(Work instructions)
Among the entries that follow, some lines contain the word "this". Show all of them.

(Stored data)
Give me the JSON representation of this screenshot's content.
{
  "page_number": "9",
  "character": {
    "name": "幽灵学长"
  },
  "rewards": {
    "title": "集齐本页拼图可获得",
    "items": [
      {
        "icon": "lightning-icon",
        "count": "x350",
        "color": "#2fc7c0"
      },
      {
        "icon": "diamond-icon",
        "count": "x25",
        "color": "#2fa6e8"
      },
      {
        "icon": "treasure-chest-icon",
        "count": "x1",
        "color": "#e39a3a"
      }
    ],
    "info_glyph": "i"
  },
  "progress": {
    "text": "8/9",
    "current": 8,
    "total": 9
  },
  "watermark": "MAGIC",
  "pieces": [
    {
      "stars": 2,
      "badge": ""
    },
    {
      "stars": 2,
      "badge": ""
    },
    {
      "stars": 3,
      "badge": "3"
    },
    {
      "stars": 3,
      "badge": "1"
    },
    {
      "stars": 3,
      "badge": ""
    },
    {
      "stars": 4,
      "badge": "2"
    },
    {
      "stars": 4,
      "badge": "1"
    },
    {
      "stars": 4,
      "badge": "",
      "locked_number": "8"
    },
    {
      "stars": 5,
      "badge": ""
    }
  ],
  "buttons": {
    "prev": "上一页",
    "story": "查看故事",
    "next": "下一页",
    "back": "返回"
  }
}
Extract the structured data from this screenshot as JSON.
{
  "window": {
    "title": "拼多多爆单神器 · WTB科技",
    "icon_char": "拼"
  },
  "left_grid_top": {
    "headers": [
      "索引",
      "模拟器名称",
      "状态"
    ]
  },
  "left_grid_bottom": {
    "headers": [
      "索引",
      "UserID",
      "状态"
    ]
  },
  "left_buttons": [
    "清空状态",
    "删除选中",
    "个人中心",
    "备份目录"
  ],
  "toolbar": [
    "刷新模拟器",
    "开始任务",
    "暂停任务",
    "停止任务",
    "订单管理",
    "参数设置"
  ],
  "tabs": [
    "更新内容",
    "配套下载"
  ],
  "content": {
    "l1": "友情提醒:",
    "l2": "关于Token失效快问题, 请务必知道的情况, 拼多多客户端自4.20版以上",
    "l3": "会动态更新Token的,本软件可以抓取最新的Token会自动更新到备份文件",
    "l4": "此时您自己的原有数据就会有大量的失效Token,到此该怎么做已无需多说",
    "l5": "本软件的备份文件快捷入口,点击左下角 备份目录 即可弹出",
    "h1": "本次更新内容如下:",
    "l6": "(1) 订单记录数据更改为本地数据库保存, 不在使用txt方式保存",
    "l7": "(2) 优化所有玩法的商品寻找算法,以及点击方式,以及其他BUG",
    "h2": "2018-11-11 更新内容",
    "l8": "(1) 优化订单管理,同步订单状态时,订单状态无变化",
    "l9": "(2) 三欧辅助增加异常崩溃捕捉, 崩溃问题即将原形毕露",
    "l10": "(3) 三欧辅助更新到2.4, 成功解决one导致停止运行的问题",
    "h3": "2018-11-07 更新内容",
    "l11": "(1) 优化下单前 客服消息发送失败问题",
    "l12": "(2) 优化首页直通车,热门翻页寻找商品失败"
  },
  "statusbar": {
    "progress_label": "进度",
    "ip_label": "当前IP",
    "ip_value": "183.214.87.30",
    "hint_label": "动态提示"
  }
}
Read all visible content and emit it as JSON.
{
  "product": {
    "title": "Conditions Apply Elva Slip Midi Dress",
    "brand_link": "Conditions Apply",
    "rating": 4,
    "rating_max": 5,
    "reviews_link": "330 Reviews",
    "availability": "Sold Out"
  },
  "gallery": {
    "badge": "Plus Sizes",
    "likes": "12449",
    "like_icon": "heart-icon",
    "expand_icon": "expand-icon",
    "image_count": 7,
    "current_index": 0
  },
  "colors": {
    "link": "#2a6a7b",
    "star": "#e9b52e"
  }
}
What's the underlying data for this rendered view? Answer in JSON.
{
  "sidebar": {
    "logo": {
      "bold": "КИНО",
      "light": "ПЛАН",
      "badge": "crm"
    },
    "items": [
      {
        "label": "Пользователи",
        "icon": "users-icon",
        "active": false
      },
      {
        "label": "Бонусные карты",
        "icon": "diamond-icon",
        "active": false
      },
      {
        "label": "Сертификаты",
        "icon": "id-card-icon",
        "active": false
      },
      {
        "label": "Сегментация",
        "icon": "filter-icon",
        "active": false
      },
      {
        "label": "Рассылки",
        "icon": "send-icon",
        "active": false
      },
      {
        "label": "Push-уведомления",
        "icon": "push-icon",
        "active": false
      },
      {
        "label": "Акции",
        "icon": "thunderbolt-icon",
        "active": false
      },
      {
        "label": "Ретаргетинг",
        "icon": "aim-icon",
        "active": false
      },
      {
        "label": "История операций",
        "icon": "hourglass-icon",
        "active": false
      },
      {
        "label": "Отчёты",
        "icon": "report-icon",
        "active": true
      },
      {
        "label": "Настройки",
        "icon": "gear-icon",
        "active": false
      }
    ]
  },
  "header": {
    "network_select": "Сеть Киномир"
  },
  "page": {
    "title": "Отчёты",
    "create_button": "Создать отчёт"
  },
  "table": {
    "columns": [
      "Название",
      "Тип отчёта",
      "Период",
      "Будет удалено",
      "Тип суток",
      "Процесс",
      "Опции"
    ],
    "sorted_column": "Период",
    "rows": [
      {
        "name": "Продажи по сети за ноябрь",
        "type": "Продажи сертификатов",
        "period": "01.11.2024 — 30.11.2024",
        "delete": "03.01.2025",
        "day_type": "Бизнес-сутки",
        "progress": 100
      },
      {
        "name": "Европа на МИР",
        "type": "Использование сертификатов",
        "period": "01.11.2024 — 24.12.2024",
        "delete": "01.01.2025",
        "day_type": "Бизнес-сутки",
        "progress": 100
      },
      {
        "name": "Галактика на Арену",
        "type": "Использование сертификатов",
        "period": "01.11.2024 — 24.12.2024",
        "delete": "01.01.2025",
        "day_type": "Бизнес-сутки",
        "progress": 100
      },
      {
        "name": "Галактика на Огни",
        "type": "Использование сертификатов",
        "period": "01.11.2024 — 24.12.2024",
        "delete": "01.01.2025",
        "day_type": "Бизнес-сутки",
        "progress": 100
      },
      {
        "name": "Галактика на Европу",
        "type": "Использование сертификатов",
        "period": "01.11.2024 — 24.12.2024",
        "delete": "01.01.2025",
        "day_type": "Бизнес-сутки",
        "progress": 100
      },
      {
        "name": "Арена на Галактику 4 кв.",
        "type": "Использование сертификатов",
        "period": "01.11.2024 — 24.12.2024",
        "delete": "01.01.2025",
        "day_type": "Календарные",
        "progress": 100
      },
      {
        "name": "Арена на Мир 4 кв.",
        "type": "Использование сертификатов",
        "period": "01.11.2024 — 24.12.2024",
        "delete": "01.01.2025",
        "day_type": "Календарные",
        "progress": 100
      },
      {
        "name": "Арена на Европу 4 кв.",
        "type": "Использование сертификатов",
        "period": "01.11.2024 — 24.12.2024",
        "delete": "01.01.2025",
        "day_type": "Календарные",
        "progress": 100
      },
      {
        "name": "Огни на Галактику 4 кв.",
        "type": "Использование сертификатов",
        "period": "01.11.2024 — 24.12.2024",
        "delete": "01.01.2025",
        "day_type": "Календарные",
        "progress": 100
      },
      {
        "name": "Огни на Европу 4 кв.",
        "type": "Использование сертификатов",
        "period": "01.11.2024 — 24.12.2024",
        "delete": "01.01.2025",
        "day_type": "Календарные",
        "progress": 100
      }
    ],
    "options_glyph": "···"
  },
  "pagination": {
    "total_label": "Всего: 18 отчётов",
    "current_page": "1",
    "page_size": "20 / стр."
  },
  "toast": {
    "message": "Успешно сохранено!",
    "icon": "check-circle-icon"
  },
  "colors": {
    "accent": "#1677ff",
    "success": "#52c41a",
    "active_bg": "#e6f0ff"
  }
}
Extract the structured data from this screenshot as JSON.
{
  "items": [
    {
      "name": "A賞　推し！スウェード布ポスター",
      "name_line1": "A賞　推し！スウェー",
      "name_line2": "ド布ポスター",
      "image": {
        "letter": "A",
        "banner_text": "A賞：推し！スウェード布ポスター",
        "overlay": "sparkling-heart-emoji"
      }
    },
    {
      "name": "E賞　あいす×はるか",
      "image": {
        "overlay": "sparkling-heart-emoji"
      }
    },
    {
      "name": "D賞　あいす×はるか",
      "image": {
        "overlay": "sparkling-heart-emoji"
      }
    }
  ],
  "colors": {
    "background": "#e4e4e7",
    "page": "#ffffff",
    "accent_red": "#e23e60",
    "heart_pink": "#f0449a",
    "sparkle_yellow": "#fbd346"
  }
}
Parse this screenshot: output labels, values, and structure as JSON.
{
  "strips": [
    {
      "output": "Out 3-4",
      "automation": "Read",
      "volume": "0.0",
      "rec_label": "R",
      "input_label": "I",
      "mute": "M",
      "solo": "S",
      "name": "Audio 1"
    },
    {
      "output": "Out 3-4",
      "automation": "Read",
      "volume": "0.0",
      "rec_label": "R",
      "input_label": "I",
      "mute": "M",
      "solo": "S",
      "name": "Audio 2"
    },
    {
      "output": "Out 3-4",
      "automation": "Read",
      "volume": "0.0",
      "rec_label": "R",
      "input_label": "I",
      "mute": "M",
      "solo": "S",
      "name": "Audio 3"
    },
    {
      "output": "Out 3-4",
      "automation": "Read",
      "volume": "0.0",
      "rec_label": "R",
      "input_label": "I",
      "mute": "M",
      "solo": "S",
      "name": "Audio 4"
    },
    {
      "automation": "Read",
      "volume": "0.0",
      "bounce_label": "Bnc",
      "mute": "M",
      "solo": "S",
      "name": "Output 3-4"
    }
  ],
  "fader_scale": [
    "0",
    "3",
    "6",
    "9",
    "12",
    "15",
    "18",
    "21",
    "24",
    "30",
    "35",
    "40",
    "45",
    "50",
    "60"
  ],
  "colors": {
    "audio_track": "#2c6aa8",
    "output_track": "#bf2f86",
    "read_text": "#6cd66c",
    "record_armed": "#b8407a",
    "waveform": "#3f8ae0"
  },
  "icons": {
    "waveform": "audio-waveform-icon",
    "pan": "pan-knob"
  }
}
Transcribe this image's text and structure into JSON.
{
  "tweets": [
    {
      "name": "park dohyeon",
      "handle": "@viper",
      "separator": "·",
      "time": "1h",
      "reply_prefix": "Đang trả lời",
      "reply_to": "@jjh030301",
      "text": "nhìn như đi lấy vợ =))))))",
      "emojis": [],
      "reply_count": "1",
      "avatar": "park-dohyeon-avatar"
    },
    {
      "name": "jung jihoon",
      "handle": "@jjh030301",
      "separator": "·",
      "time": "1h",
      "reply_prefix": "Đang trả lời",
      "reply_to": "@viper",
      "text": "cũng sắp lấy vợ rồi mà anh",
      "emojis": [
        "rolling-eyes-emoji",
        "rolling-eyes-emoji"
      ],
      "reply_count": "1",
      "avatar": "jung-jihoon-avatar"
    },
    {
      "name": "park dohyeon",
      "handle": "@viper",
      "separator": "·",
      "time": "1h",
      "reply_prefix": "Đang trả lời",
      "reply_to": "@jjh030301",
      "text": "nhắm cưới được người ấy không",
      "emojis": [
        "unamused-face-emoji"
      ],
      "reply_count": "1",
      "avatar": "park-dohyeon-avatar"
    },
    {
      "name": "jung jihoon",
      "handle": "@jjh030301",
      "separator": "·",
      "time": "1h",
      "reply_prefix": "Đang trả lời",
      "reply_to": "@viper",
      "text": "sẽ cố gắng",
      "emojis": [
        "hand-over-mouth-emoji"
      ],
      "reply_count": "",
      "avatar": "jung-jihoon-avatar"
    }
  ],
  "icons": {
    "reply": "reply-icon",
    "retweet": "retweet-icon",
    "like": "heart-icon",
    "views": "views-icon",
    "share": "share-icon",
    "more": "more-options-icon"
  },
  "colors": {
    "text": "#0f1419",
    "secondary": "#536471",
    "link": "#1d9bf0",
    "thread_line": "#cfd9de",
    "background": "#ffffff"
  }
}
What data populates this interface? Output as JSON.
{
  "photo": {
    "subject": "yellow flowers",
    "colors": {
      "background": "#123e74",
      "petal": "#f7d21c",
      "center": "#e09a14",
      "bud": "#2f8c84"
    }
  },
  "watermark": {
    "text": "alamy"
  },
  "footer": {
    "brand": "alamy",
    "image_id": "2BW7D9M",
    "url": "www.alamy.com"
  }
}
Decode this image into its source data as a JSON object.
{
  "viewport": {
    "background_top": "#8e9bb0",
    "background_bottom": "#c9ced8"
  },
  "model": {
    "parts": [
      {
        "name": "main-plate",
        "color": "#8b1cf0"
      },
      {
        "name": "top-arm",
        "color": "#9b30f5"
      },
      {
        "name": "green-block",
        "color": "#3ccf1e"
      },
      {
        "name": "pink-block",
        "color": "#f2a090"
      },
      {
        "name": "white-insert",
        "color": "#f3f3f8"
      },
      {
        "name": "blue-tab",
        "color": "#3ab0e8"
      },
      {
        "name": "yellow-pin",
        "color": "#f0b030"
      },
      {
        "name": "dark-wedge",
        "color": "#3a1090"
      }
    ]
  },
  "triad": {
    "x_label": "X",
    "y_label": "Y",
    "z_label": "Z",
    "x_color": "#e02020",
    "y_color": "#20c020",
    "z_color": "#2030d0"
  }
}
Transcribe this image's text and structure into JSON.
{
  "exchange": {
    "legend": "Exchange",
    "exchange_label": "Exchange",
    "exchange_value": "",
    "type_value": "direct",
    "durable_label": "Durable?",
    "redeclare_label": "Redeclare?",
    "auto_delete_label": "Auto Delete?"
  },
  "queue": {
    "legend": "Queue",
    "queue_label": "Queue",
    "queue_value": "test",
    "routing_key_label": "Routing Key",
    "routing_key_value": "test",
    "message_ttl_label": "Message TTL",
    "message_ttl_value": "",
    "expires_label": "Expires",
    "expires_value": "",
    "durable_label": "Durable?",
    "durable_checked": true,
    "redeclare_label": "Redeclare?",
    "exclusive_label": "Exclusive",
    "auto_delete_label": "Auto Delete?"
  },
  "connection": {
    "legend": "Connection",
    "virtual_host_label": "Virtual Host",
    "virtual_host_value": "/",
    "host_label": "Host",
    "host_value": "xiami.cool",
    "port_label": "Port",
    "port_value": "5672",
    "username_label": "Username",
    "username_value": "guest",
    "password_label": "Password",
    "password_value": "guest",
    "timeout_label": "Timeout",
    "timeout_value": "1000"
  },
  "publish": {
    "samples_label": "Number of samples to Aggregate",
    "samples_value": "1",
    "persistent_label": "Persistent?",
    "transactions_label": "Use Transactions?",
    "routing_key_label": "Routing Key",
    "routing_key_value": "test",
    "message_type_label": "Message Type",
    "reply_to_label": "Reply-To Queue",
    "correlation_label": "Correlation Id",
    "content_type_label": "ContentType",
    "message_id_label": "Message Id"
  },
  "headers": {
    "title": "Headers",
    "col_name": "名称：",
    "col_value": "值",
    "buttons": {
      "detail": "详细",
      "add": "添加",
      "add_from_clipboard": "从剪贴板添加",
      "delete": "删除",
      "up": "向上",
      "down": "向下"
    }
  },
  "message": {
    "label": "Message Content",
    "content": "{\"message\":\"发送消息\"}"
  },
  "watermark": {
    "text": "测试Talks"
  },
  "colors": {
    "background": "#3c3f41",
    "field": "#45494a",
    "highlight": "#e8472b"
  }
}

(Answer space)
Give me the JSON representation of this screenshot's content.
Extract the structured data from this screenshot as JSON.
What's the underlying data for this rendered view? Answer in JSON.
Extract the structured data from this screenshot as JSON.
Parse this screenshot: output labels, values, and structure as JSON.
Transcribe this image's text and structure into JSON.
What data populates this interface? Output as JSON.
Decode this image into its source data as a JSON object.
Transcribe this image's text and structure into JSON.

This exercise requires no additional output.